But the flip side to this is: I rarely launch a website and then wash my hands of it. I’ll support that website, running backups and updating software and content as my clients need it. As I’ve written in the past, I’m always approaching new forks in the road. Do I continue to take on new work and grow? How will I find the time to both support all of the websites I’ve built and still take on new work? Do I hire more people to support this growth? The answers to these questions are not easy and they’ve also changed as my life has changed. Both of my kids started school full-time this year. I now have more time than ever to work, which is awesome for the workload that’s been piling up all summer! (I do miss the kids, though. Summer was wonderful in so many ways and I’m already feeling sad with the chill that’s been in the air on these fall mornings).
Yesterday, I had lunch with a colleague who’s become a good friend. She runs an awesome business called The Purpose Lab. They’re a marketing communications firm built specifically to work with disability service providers. Over lunch, she mentioned that she runs a “lifestyle business”. I hadn’t heard that exact term before, but once she explained what it is, I knew that’s exactly what I’m trying to achieve.
A lifestyle business is a business set up and run by its founders primarily with the aim of sustaining a particular level of income and no more; or to provide a foundation from which to enjoy a particular lifestyle.
My goal is not to have a web development firm that has 50 employees. My goal is really to enjoy developing websites, keep my mind challenged, and make an income that supports our lifestyle. I still want to volunteer in my kids’ classrooms. I still want to take the afternoon off and do a hike if they have early dismissal. And I still want to enjoy the fulfillment of helping other small businesses build a presence on the web. So… lifestyle business is it is for me. That’s not to say there aren’t inherit challenges in this choice. If you read my blog, I am pretty much always talking about productivity and work-life balance. Summer will be a challenge when the kids are home more with me. The more websites I launch, the more there is to support. These are all good “problems” to have.

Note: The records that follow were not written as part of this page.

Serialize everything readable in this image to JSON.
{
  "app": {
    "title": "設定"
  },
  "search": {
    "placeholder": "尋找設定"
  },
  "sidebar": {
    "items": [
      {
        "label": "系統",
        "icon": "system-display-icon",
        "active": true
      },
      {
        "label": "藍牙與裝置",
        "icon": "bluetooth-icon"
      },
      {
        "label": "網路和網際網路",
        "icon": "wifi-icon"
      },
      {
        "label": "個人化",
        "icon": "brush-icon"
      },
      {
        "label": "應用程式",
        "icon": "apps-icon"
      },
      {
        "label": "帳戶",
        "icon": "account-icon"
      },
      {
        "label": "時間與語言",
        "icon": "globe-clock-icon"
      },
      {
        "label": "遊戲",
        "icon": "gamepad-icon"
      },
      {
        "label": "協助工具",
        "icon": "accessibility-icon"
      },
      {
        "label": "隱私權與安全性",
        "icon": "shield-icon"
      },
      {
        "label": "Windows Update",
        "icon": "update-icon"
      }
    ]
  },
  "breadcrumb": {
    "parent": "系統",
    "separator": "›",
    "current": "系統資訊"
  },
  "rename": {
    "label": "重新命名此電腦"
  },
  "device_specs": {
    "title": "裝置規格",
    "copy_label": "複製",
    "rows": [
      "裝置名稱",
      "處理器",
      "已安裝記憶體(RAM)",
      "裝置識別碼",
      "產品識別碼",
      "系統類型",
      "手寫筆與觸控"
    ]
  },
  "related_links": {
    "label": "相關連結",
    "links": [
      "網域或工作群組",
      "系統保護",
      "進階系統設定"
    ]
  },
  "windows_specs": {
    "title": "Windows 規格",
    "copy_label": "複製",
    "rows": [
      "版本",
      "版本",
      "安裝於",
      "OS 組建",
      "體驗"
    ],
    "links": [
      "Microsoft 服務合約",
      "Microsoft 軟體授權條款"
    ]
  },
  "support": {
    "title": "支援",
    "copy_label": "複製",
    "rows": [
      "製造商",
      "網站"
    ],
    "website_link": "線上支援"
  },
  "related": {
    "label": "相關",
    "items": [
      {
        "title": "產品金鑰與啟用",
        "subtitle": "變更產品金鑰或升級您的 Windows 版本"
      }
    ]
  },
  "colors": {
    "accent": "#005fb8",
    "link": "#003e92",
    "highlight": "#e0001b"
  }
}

The longer I run this business, the more clear I am on where I’m going as I approach each fork in the road. In the end, though, I feel incredibly fortunate to have built this business that allows me to do what I love and still be available for my family.
P.S. I usually choose a photo that is representative of the post I’m writing. It may not be clear as to how the train photo at the top of this post is representative of a lifestyle business. I took this photo after a productive meeting with a great client up in Scranton. Then, my family and I spent the rest of the afternoon in Steamtown at the train museum and enjoying a train ride.